Wow... One of your best entries. You are an amazing teacher and an better human being. Your students were blessed to have you, and as you move forward on to your next journey, I want you to remember why you chose your current direction. Likewise, I want you to continue to love and teach with the same fervor that makes you who you are.

Joan Young (aka Mancini) said...

Thanks so much Will. ( @peoplegogy) I appreciate your support and affirmation of the teaching journey. I do remind myself of the reasons I am moving on and it helps with the transition! Thanks again!

Aviva said...

Wow! What a great blog post. I don't know if you've told your students yet or not, but I will say that I've been in this same situation many times in the past, and I think that I've felt much like you do now. It's hard to tell the students that you're going. What I continue to remind myself of is that as hard as it will be to say the news and for your students to hear the news, children at this age are resilient, and they do tend to deal better with change than we, as adults, do. At least this has been my experience.

When I've told my students about moving before, I've been up front with them, and mentioned that there will be a wonderful new teacher coming to the school, and that they'll have a great year next year. I have also been understanding when they've gotten upset, and been honest enough to show that I'm upset too.
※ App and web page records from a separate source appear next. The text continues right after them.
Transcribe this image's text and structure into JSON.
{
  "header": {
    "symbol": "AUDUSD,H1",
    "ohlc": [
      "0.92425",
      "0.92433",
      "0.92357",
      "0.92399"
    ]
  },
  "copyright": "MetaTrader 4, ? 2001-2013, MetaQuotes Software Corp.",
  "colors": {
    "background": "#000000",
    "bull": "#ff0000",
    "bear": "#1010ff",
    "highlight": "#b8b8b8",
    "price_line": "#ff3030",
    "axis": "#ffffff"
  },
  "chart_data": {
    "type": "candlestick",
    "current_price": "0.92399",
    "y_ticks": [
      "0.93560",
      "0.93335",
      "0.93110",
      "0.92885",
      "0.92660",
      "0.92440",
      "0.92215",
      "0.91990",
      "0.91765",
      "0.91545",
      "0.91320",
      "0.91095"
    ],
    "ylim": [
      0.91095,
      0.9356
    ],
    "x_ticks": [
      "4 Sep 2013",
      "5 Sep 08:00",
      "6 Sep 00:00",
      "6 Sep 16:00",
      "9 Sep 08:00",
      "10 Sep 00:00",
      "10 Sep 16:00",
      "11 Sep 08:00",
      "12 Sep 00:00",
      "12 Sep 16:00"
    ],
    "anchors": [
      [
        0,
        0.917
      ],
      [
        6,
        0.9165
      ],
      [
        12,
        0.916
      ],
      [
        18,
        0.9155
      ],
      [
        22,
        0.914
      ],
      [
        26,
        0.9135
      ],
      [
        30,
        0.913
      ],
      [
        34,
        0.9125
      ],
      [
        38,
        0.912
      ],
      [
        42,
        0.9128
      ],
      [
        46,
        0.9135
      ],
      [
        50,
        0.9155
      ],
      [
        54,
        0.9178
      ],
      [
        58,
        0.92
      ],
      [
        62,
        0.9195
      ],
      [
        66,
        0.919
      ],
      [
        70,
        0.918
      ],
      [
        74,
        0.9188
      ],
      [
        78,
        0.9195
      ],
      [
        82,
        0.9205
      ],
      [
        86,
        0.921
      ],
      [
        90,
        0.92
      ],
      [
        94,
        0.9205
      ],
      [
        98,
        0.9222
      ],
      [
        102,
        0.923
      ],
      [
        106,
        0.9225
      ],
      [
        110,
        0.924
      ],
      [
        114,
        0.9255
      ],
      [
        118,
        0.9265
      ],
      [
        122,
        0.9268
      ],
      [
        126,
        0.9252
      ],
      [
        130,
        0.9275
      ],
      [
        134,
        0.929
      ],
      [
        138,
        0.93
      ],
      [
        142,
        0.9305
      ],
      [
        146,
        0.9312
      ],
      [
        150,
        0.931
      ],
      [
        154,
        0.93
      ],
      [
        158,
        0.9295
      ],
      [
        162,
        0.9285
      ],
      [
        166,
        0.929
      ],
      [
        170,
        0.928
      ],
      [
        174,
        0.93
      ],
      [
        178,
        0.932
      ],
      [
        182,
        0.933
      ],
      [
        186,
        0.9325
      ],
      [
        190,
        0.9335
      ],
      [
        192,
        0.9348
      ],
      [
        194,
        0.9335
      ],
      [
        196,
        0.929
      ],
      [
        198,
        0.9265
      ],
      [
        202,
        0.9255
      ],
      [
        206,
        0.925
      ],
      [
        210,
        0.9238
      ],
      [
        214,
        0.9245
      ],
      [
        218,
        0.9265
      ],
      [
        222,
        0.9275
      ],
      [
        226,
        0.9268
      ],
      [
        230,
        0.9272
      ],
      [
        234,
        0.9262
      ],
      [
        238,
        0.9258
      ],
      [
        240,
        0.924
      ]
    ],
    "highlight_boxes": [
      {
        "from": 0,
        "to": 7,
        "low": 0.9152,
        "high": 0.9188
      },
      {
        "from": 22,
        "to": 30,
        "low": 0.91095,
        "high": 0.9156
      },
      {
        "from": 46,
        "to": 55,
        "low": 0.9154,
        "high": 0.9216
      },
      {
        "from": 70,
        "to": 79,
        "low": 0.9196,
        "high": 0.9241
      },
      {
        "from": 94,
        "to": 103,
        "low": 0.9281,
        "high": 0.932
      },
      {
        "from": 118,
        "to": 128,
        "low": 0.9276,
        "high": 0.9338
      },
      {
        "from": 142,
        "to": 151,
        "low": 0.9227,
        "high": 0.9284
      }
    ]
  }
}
My students have seen me cry before in a situation such as this, and while at the time I wish that I hadn't, I think that my honesty helped the students feel as though they could be honest too. I then gave the parents of the students my e-mail address, and I told the students that they could always e-mail me a "hello," and I would write them back too. Over the years, I've heard from a couple of the students from time to time, but I think that if anything, the fact that the students felt as though they could keep in touch if they wanted to, helped them cope better with this change.

Good luck! I have no doubt that your students will miss you, as you are obviously a very special teacher. That said, I also have no doubt that your new school is very happy (and very lucky) to be getting you! Best of luck on your new teaching and learning adventure!